She cited a queen (wife of Sultan Kudarat) with babe in arms who’d rather jump into a cliff than be captured and enslaved by Spanish colonizers; of princesses who resolved a fight to the death of all combatants by declaring that it would just be a duel between each leader in order to perpetuate the clans; of one princess who in private would use all her powers of persuasion on a mulish male and when it fails beat him up to his senses in the end.
Anisha’s narrative stoked in my mind’s eyes to conjure sepia images of women of the Lake who are ingenious as they are wise in maintaining peace; fiery brave, feisty, yet fiercely nurturing albeit they walk in a royal demeanor as gracefully as river flows in bliss but can rage a potential tempest when provoked to the edge.
Well, after all that being said and more, Anisha repeated the post-it tack, and she read the written words: “brave, empowered, outspoken, role models, assertive, peacemakers and… evolving!”
As a Tausug woman, I am not stripped myself of bias tendency because I am very much human as anyone. But I must say “Muslim women” in general regardless of loci and tribal affiliation must not be unjustly labeled or stereotyped as pejoratively always pregnant or as pathetically having no opportunity to be educated.
“Always pregnant” must be equated with fertility, divine blessings, sexually healthy marital relationship, grateful rejoicing of procreation and coitus in wedlock resulting not only in sensual pleasure but also reproduction. Alhamdulillah!
“Opportunity to be educated” or even lack of it must not be restricted to or gauged in terms of English literacy or formal schooling as benchmarks for Muslims of any gender it must also include literacy in Filipino, Jawi and Arabic script as well as learning 3Rs in either madrasah or lihal via mushaf such as the published Qur’an.
How apt it is that from Megan Markle at the onset, Anisha winded up her narrative with a glorious picture of another Megan garbed in shimmering gold fanning herself with golden fan on each hand, chin up as she balances an equally resplendent golden Sarimanok crown on her head.
Yes, she alluded in good humor that Megan Young is a fake Meranao princess but Anisha lauded Megan for wearing a Singkil costume with a modest slit and winning the pageant with it. Then, she announced: This is the real Darangen Princess! She clicked the next slide showing a black and white faded photo of a little princess in Singkil dress like Megan holding a fan on each hand.
Anisha answered to the audience’s silent question: “It is me. That’s me in the photo. I used to dance the Singkil when I was a child.”

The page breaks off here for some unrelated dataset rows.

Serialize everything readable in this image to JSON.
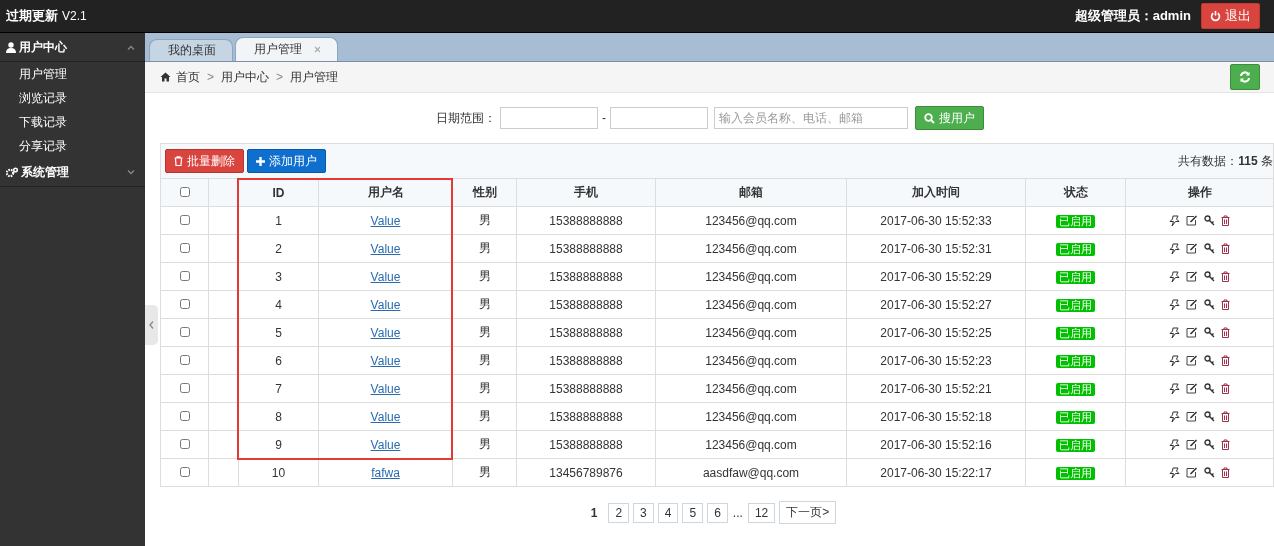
{
  "app": {
    "title": "过期更新",
    "version": "V2.1"
  },
  "user": {
    "label": "超级管理员：admin",
    "logout": "退出"
  },
  "sidebar": {
    "groups": [
      {
        "label": "用户中心",
        "expanded": true,
        "items": [
          "用户管理",
          "浏览记录",
          "下载记录",
          "分享记录"
        ]
      },
      {
        "label": "系统管理",
        "expanded": false
      }
    ]
  },
  "tabs": [
    {
      "label": "我的桌面",
      "selected": false,
      "closable": false
    },
    {
      "label": "用户管理",
      "selected": true,
      "closable": true
    }
  ],
  "breadcrumb": {
    "separator": ">",
    "items": [
      "首页",
      "用户中心",
      "用户管理"
    ]
  },
  "search": {
    "label": "日期范围：",
    "separator": "-",
    "keyword_placeholder": "输入会员名称、电话、邮箱",
    "button": "搜用户"
  },
  "toolbar": {
    "delete_button": "批量删除",
    "add_button": "添加用户",
    "total": "共有数据：**115** 条"
  },
  "table": {
    "header_checked": false,
    "columns": [
      "ID",
      "用户名",
      "性别",
      "手机",
      "邮箱",
      "加入时间",
      "状态",
      "操作"
    ],
    "rows": [
      {
        "checked": false,
        "id": "1",
        "name": "Value",
        "gender": "男",
        "phone": "15388888888",
        "email": "123456@qq.com",
        "joined": "2017-06-30 15:52:33",
        "status": "已启用"
      },
      {
        "checked": false,
        "id": "2",
        "name": "Value",
        "gender": "男",
        "phone": "15388888888",
        "email": "123456@qq.com",
        "joined": "2017-06-30 15:52:31",
        "status": "已启用"
      },
      {
        "checked": false,
        "id": "3",
        "name": "Value",
        "gender": "男",
        "phone": "15388888888",
        "email": "123456@qq.com",
        "joined": "2017-06-30 15:52:29",
        "status": "已启用"
      },
      {
        "checked": false,
        "id": "4",
        "name": "Value",
        "gender": "男",
        "phone": "15388888888",
        "email": "123456@qq.com",
        "joined": "2017-06-30 15:52:27",
        "status": "已启用"
      },
      {
        "checked": false,
        "id": "5",
        "name": "Value",
        "gender": "男",
        "phone": "15388888888",
        "email": "123456@qq.com",
        "joined": "2017-06-30 15:52:25",
        "status": "已启用"
      },
      {
        "checked": false,
        "id": "6",
        "name": "Value",
        "gender": "男",
        "phone": "15388888888",
        "email": "123456@qq.com",
        "joined": "2017-06-30 15:52:23",
        "status": "已启用"
      },
      {
        "checked": false,
        "id": "7",
        "name": "Value",
        "gender": "男",
        "phone": "15388888888",
        "email": "123456@qq.com",
        "joined": "2017-06-30 15:52:21",
        "status": "已启用"
      },
      {
        "checked": false,
        "id": "8",
        "name": "Value",
        "gender": "男",
        "phone": "15388888888",
        "email": "123456@qq.com",
        "joined": "2017-06-30 15:52:18",
        "status": "已启用"
      },
      {
        "checked": false,
        "id": "9",
        "name": "Value",
        "gender": "男",
        "phone": "15388888888",
        "email": "123456@qq.com",
        "joined": "2017-06-30 15:52:16",
        "status": "已启用"
      },
      {
        "checked": false,
        "id": "10",
        "name": "fafwa",
        "gender": "男",
        "phone": "13456789876",
        "email": "aasdfaw@qq.com",
        "joined": "2017-06-30 15:22:17",
        "status": "已启用"
      }
    ]
  },
  "pagination": {
    "pages": [
      {
        "kind": "page",
        "label": "1",
        "selected": true
      },
      {
        "kind": "page",
        "label": "2",
        "selected": false
      },
      {
        "kind": "page",
        "label": "3",
        "selected": false
      },
      {
        "kind": "page",
        "label": "4",
        "selected": false
      },
      {
        "kind": "page",
        "label": "5",
        "selected": false
      },
      {
        "kind": "page",
        "label": "6",
        "selected": false
      },
      {
        "kind": "ellipsis",
        "label": "..."
      },
      {
        "kind": "page",
        "label": "12",
        "selected": false
      }
    ],
    "next": "下一页>"
  }
}
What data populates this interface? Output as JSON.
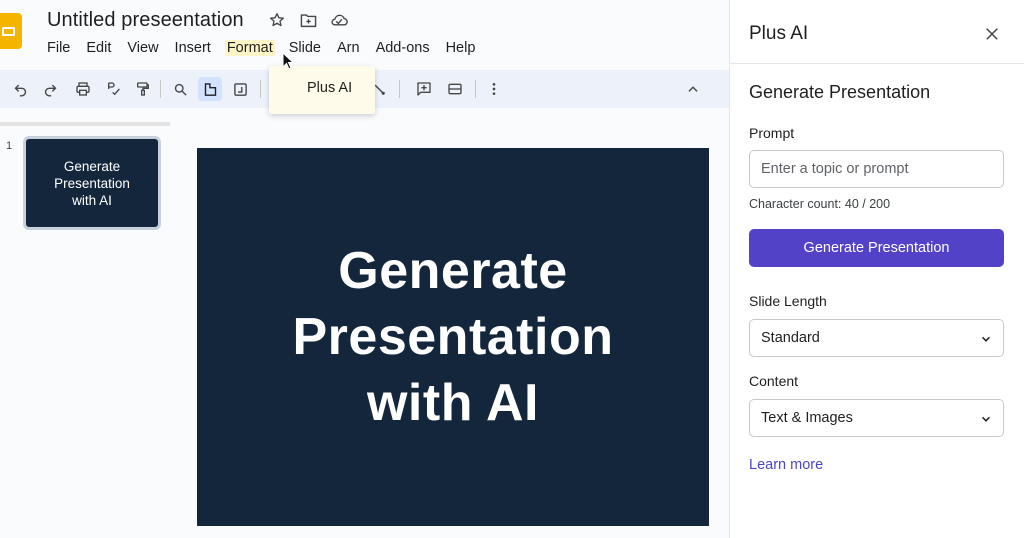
{
  "app": {
    "title": "Untitled preseentation",
    "menu": [
      "File",
      "Edit",
      "View",
      "Insert",
      "Format",
      "Slide",
      "Arn",
      "Add-ons",
      "Help"
    ],
    "dropdown_item": "Plus AI"
  },
  "filmstrip": {
    "slide_number": "1",
    "thumb_text": "Generate\nPresentation\nwith AI"
  },
  "slide": {
    "text": "Generate\nPresentation\nwith AI"
  },
  "panel": {
    "title": "Plus AI",
    "section_title": "Generate Presentation",
    "prompt_label": "Prompt",
    "prompt_placeholder": "Enter a topic or prompt",
    "prompt_value": "",
    "char_count": "Character count: 40 / 200",
    "generate_button": "Generate Presentation",
    "slide_length_label": "Slide Length",
    "slide_length_value": "Standard",
    "content_label": "Content",
    "content_value": "Text & Images",
    "learn_more": "Learn more"
  },
  "colors": {
    "slide_bg": "#13263c",
    "accent_button": "#5142c7",
    "link": "#4b46c8",
    "logo": "#f4b400"
  },
  "icons": {
    "title_bar": [
      "star-icon",
      "move-to-folder-icon",
      "cloud-status-icon"
    ],
    "toolbar": [
      "undo-icon",
      "redo-icon",
      "print-icon",
      "spellcheck-icon",
      "paint-format-icon",
      "zoom-icon",
      "select-icon",
      "image-icon",
      "line-icon",
      "comment-icon",
      "layout-icon",
      "more-icon",
      "collapse-icon"
    ]
  }
}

Yes, we all in unison laughed. Who could have taught lessons from Darangen women best but a true-blooded Darangen like Aisle! Indeed, “sanggibo agu lima asalamat”: a thousand and five thanks to the women of Darangen of yesterday and today!
(Warina Sushil A. Jukuy is a Muslim Tausug of Lupah Sug in diaspora, displaced twice from Sulu to Davao City in 1974 and again since 2009. )